Friday, February 21, 2014

Updated: My top 15 Twins prospects

Top prospect Byron Buxton is besieged by autograph seekers
at training camp.
This is something I started doing last year: My own ranking of the Twins prospects.

As I said then, this is essentially a mashup of other people's work. I've personally seen a very limited number of these players, and those I have seen, I've seen only in a limited amount of action.

Looking back on last year's list, I am pleased with the ordering at the top — I was ahead of the curve in ranking Byron Buxton above Miguel Sano, and I went with Oswaldo Arcia and Alex Meyer above Aaron Hicks and Kyle Gibson, which wasn't obvious a year ago — and considerably less happy with the guys I had 11-15.

Baseball America on Wednesday released its Top 100 list, and "only" four Twins prospects made that list. This is fewer than made some other overall lists, and I am inclined to the more cautious BA appraisal of the system. To get higher than four — even to get to four — requires taking some leaps of faith on teen-aged pitchers and the ability of some players to handle key defensive roles.

This year's model:

1) Byron Buxton, outfield
2) Miguel Sano, third base
3) Alex Meyer, right-handed pitcher
4) Josmil Pinto, catcher
5) Kohl Stewart, right-handed pitcher
6) Eddie Rosario, second baseman/outfielder
7) J.O. Berrios, right-handed pitcher
8) Jorge Polanco, second baseman
9) Trevor May, right-handed pitcher
10) Michael Tonkin, right-handed pitcher
11) Danny Santana, shortstop
12) Lewis Thorpe, left-handed pitcher
13) Stephen Gonsalves, left-handed pitcher
14) Sean Gilmartin, left-handed pitcher
15) Max Kepler, first baseman/outfielder

(Note: this list was amended several days after the initial posting to get J.O. Berrios in. I have no excuse for missing him to start with.)

A few comments:

  • I've said throughout ranking season that Pinto — a major-league ready bat who can at least pretend to catch — ought to rate higher than most lists have had him. 
  • I deliberately depressed the rankings for Stewart and (especially) Thorpe on the basis that they are teen-age pitchers. 
  • I would have Rosario higher than Stewart if Rosario weren't starting the season with a suspension and/or we knew for sure he's going to be a second baseman.
  • If I knew May's command will be strong enough to start, he'd rate at least three notches higher. As  a bullpen guy, he's no better than Tonkin. But he has a chance to start, so he goes ahead of Tonkin.
  • I give major league proximity a bit more weight than most of the ranking outlets.
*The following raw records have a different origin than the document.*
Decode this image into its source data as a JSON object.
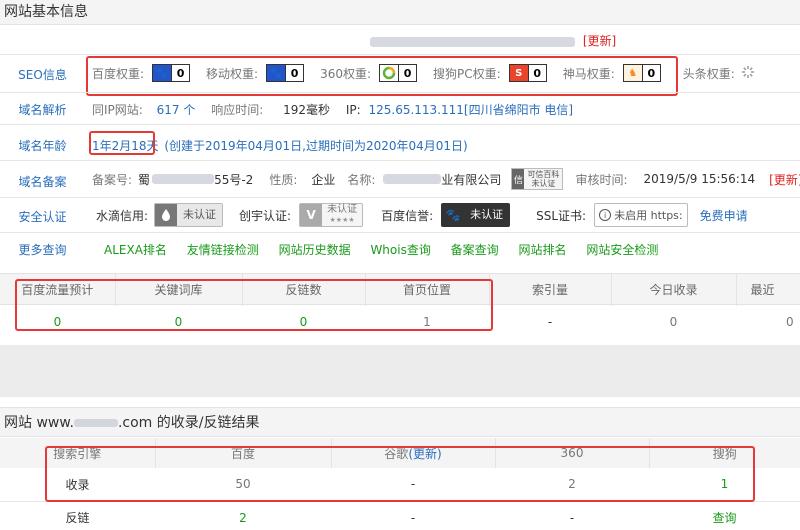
{
  "section1": {
    "title": "网站基本信息"
  },
  "top_row": {
    "update": "[更新]"
  },
  "seo": {
    "label": "SEO信息",
    "items": [
      {
        "label": "百度权重:",
        "value": "0",
        "icon": "baidu-paw-icon",
        "color": "#2255cc"
      },
      {
        "label": "移动权重:",
        "value": "0",
        "icon": "baidu-paw-icon",
        "color": "#2255cc"
      },
      {
        "label": "360权重:",
        "value": "0",
        "icon": "360-ring-icon",
        "color": "#5cb531"
      },
      {
        "label": "搜狗PC权重:",
        "value": "0",
        "icon": "sogou-s-icon",
        "color": "#e8452c"
      },
      {
        "label": "神马权重:",
        "value": "0",
        "icon": "shenma-horse-icon",
        "color": "#f08a1c"
      }
    ],
    "toutiao_label": "头条权重:"
  },
  "domain_resolve": {
    "label": "域名解析",
    "same_ip_label": "同IP网站:",
    "same_ip_value": "617 个",
    "response_label": "响应时间:",
    "response_value": "192毫秒",
    "ip_label": "IP:",
    "ip_value": "125.65.113.111[四川省绵阳市 电信]"
  },
  "domain_age": {
    "label": "域名年龄",
    "age": "1年2月18天",
    "detail": "(创建于2019年04月01日,过期时间为2020年04月01日)"
  },
  "beian": {
    "label": "域名备案",
    "number_label": "备案号:",
    "number_prefix": "蜀",
    "number_suffix": "55号-2",
    "nature_label": "性质:",
    "nature_value": "企业",
    "name_label": "名称:",
    "name_suffix": "业有限公司",
    "kexin_line1": "可信百科",
    "kexin_line2": "未认证",
    "review_label": "审核时间:",
    "review_value": "2019/5/9 15:56:14",
    "update": "[更新]"
  },
  "security": {
    "label": "安全认证",
    "shuidi_label": "水滴信用:",
    "shuidi_btn": "未认证",
    "chuangyu_label": "创宇认证:",
    "chuangyu_btn": "未认证",
    "chuangyu_stars": "★★★★",
    "baidu_label": "百度信誉:",
    "baidu_btn": "未认证",
    "ssl_label": "SSL证书:",
    "ssl_btn": "未启用 https:",
    "free_apply": "免费申请"
  },
  "more": {
    "label": "更多查询",
    "links": [
      "ALEXA排名",
      "友情链接检测",
      "网站历史数据",
      "Whois查询",
      "备案查询",
      "网站排名",
      "网站安全检测"
    ]
  },
  "stats": {
    "headers": [
      "百度流量预计",
      "关键词库",
      "反链数",
      "首页位置",
      "索引量",
      "今日收录",
      "最近"
    ],
    "values": [
      "0",
      "0",
      "0",
      "1",
      "-",
      "0",
      "0"
    ]
  },
  "section2": {
    "title_prefix": "网站 www.",
    "title_suffix": ".com 的收录/反链结果"
  },
  "index_table": {
    "headers": [
      "搜索引擎",
      "百度",
      "谷歌",
      "(更新)",
      "360",
      "搜狗"
    ],
    "rows": [
      {
        "label": "收录",
        "values": [
          "50",
          "-",
          "2",
          "1"
        ]
      },
      {
        "label": "反链",
        "values": [
          "2",
          "-",
          "-",
          "查询"
        ]
      }
    ]
  }
}
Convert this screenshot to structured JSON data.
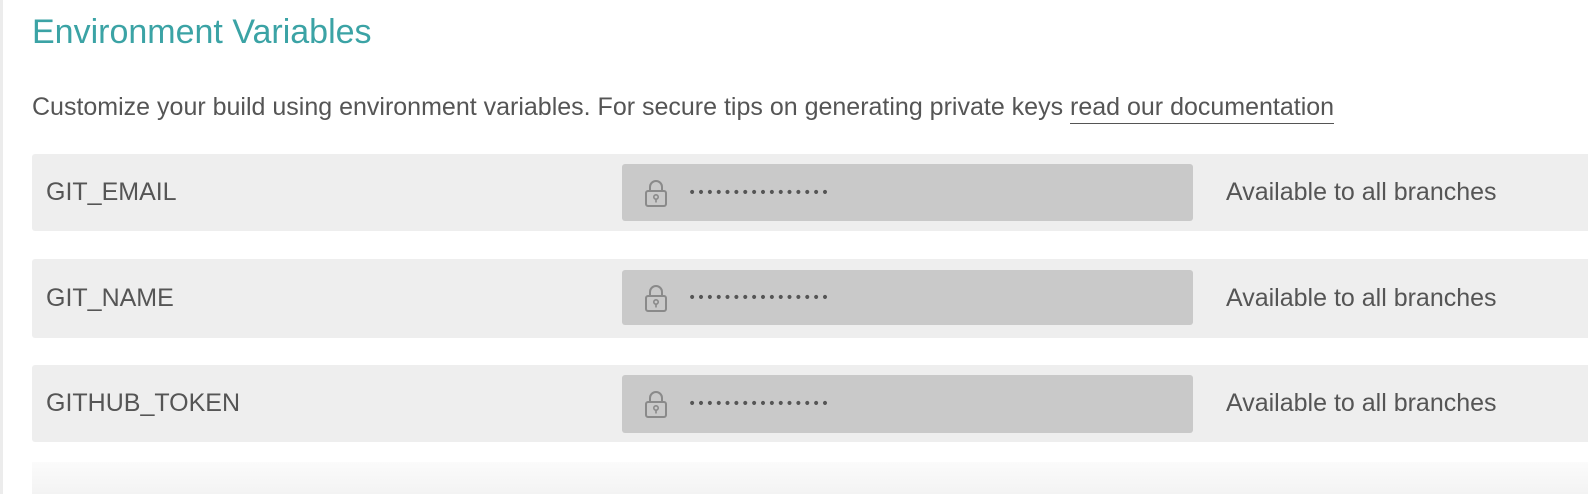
{
  "section": {
    "title": "Environment Variables",
    "description": "Customize your build using environment variables. For secure tips on generating private keys ",
    "doc_link_label": "read our documentation"
  },
  "env_vars": [
    {
      "name": "GIT_EMAIL",
      "masked_value": "••••••••••••••••",
      "scope": "Available to all branches"
    },
    {
      "name": "GIT_NAME",
      "masked_value": "••••••••••••••••",
      "scope": "Available to all branches"
    },
    {
      "name": "GITHUB_TOKEN",
      "masked_value": "••••••••••••••••",
      "scope": "Available to all branches"
    }
  ],
  "icons": {
    "secret_field": "lock-icon"
  },
  "colors": {
    "accent": "#3ba3a5",
    "text": "#555555",
    "row_background": "#eeeeee",
    "field_background": "#c9c9c9",
    "icon_stroke": "#8a8a8a"
  }
}
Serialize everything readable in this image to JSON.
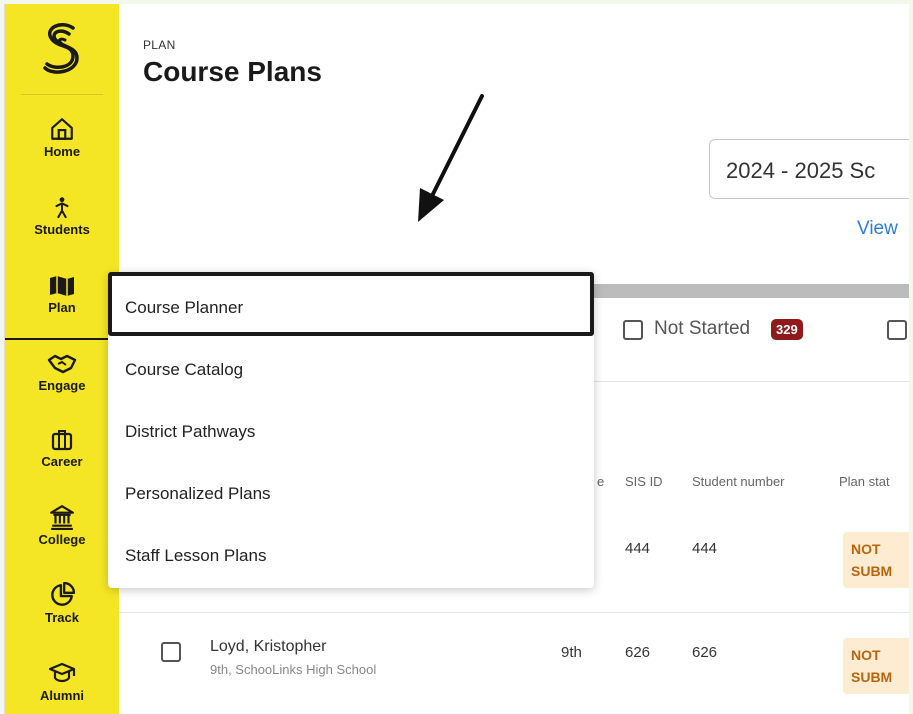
{
  "sidebar": {
    "items": [
      {
        "label": "Home",
        "icon": "home-icon"
      },
      {
        "label": "Students",
        "icon": "person-icon"
      },
      {
        "label": "Plan",
        "icon": "map-icon"
      },
      {
        "label": "Engage",
        "icon": "handshake-icon"
      },
      {
        "label": "Career",
        "icon": "briefcase-icon"
      },
      {
        "label": "College",
        "icon": "building-icon"
      },
      {
        "label": "Track",
        "icon": "pie-chart-icon"
      },
      {
        "label": "Alumni",
        "icon": "graduation-cap-icon"
      }
    ],
    "active": "Plan",
    "accent_color": "#f5e625"
  },
  "header": {
    "eyebrow": "PLAN",
    "title": "Course Plans"
  },
  "year_select": {
    "value": "2024 - 2025 Sc"
  },
  "view_link": "View",
  "filters": {
    "not_started_label": "Not Started",
    "not_started_count": "329"
  },
  "table": {
    "columns": [
      "e",
      "SIS ID",
      "Student number",
      "Plan stat"
    ],
    "rows": [
      {
        "sis_id": "444",
        "student_number": "444",
        "status": "NOT SUBM"
      },
      {
        "name": "Loyd, Kristopher",
        "subtitle": "9th, SchooLinks High School",
        "grade": "9th",
        "sis_id": "626",
        "student_number": "626",
        "status": "NOT SUBM"
      }
    ]
  },
  "plan_menu": {
    "items": [
      "Course Planner",
      "Course Catalog",
      "District Pathways",
      "Personalized Plans",
      "Staff Lesson Plans"
    ],
    "highlighted": "Course Planner"
  },
  "colors": {
    "badge": "#8f1a1a",
    "link": "#2f7bd6",
    "status_bg": "#fdecd2",
    "status_text": "#b8650f"
  }
}
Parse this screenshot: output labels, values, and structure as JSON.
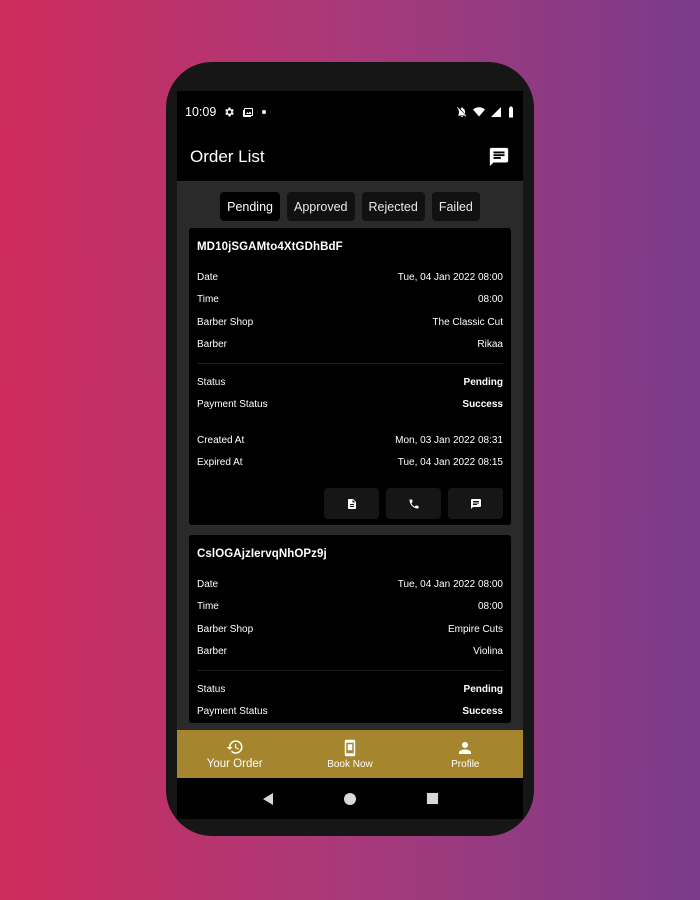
{
  "status_bar": {
    "time": "10:09",
    "icons_left": [
      "settings-icon",
      "photo-icon",
      "dot-icon"
    ],
    "icons_right": [
      "mute-icon",
      "wifi-icon",
      "signal-icon",
      "battery-icon"
    ]
  },
  "app_bar": {
    "title": "Order List",
    "action_icon": "chat-icon"
  },
  "tabs": [
    {
      "label": "Pending",
      "active": true
    },
    {
      "label": "Approved",
      "active": false
    },
    {
      "label": "Rejected",
      "active": false
    },
    {
      "label": "Failed",
      "active": false
    }
  ],
  "orders": [
    {
      "id": "MD10jSGAMto4XtGDhBdF",
      "fields": {
        "date_label": "Date",
        "date": "Tue, 04 Jan 2022 08:00",
        "time_label": "Time",
        "time": "08:00",
        "shop_label": "Barber Shop",
        "shop": "The Classic Cut",
        "barber_label": "Barber",
        "barber": "Rikaa",
        "status_label": "Status",
        "status": "Pending",
        "payment_label": "Payment Status",
        "payment": "Success",
        "created_label": "Created At",
        "created": "Mon, 03 Jan 2022 08:31",
        "expired_label": "Expired At",
        "expired": "Tue, 04 Jan 2022 08:15"
      },
      "actions": [
        "receipt-icon",
        "phone-icon",
        "chat-icon"
      ]
    },
    {
      "id": "CslOGAjzIervqNhOPz9j",
      "fields": {
        "date_label": "Date",
        "date": "Tue, 04 Jan 2022 08:00",
        "time_label": "Time",
        "time": "08:00",
        "shop_label": "Barber Shop",
        "shop": "Empire Cuts",
        "barber_label": "Barber",
        "barber": "Violina",
        "status_label": "Status",
        "status": "Pending",
        "payment_label": "Payment Status",
        "payment": "Success"
      }
    }
  ],
  "bottom_nav": [
    {
      "label": "Your Order",
      "icon": "history-icon",
      "active": true
    },
    {
      "label": "Book Now",
      "icon": "phone-book-icon",
      "active": false
    },
    {
      "label": "Profile",
      "icon": "person-icon",
      "active": false
    }
  ],
  "colors": {
    "accent": "#a5862e",
    "background": "#2a2a2a",
    "card": "#000000"
  }
}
Tonkin doesn't have Thorpe's ceiling, but Tonkin, who already has major league service time, is more likely to play in the majors this year than Thorpe ever is.

And Polanco over Santana probably deserves more than one sentence of explication. As I see it, Santana has the stronger set of tools — nobody's talking about moving him off shortstop — and he's two levels of competition ahead of Polanco. Polanco is more than two years younger than Santana and shows more signs of turning his tools into actual skills. In particular, I really don't like Santana's grasp of the strike zone.

This is less systematic than arbitrary, but I give Polanco a 50 percent chance of becoming a quality major league second baseman, and I give Santana a 20 percent chance of becoming a quality major league shortstop.  On that basis, I put Polanco ahead of Santana.


  1. Did you forget about Jose Berrios? I haven't seen a prospect list that didn't include him in the Top 10.

    1. You are correct. I did. The list has been amended accordingly. Thanks.